The bar has already filed a criminal complaint. In addition, the Drafting Table is filing an insurance claim for lost sales. (As someone who ordered another drink at the next bar where I watched the most important game of the year go into overtime, I can testify: Those lost sales were real.) Add the costs to the deductible, and the damages might easily exceed $1,000—making it a felony charge of vandalism.
"We’re going to do what we can," says Broadnax, who won't tell me anything about what happened beyond what I saw from the barstool. "We’ve talked to the building about footing the bill for putting cameras up there if anything like this happened again."
Could this be the work of some rando who managed his way up onto the roof? A crazed Eagles fan, perhaps? Not possible. "It is very, very hard for anyone to get up on the roof," the manager says. It would require secure access available only to residents. "Our satellite is even in a less accessible place, so you would have to have knowledge of the upstairs of the building to find the satellite. It’s not anywhere in plain sight."
So does the Drafting Table know which neighbor keeps cutting the feeds when the games matter most? "I have a pretty good idea," Broadnax tells me. But he is quick to point out that almost all of the upstairs residents are friends of the bar. They eat meals there and watch sports there and root for teams there—loudly at times.
Those sympathetic neighbors could wind up getting punished for the actions of the few who will go to any length to stop noise: Broadnax says that the cost for adding cameras or paying for damages could hit every resident of the building, in the form of maintenance fees.
"If you can’t find out who’s doing it, and no one’s going to say anything, it kind of makes sense," he says.
What doesn't make sense is climbing to the roof of a building, sabotaging a satellite dish, and incurring repair costs for all of your neighbors. (Or buying a condo on one of the busiest nightlife corridors in the entire city and then freaking out about noise, for that matter.)

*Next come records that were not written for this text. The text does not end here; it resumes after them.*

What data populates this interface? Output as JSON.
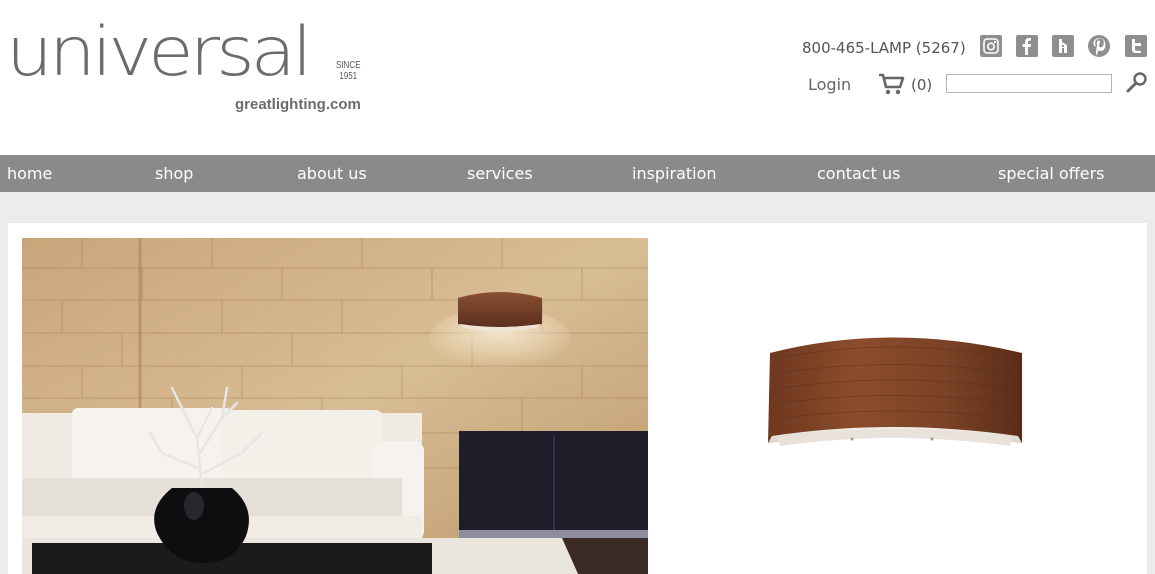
{
  "brand": {
    "wordmark": "universal",
    "since_line1": "SINCE",
    "since_line2": "1951",
    "domain": "greatlighting.com"
  },
  "topbar": {
    "phone": "800-465-LAMP (5267)",
    "social": [
      {
        "name": "instagram-icon",
        "glyph": "◙"
      },
      {
        "name": "facebook-icon",
        "glyph": "f"
      },
      {
        "name": "houzz-icon",
        "glyph": "h"
      },
      {
        "name": "pinterest-icon",
        "glyph": "p"
      },
      {
        "name": "twitter-icon",
        "glyph": "t"
      }
    ],
    "login_label": "Login",
    "cart_count": "(0)",
    "search_placeholder": ""
  },
  "nav": {
    "items": [
      "home",
      "shop",
      "about us",
      "services",
      "inspiration",
      "contact us",
      "special offers"
    ]
  },
  "colors": {
    "nav_bg": "#8a8a8a",
    "content_bg": "#ececec",
    "logo_gray": "#6b6b6b",
    "icon_gray": "#8e8e8e"
  }
}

Nonsensical—but criminal? When I put that question to Gwendolyn Crump, spokesperson for the Metropolitan Police Department, she didn't sound certain, although she lacked all of the details. "We have no idea what occurred," she writes over email. "No, this is not a crime."
Carry on, devious vandals? Maybe D.C. police are all Giants fans?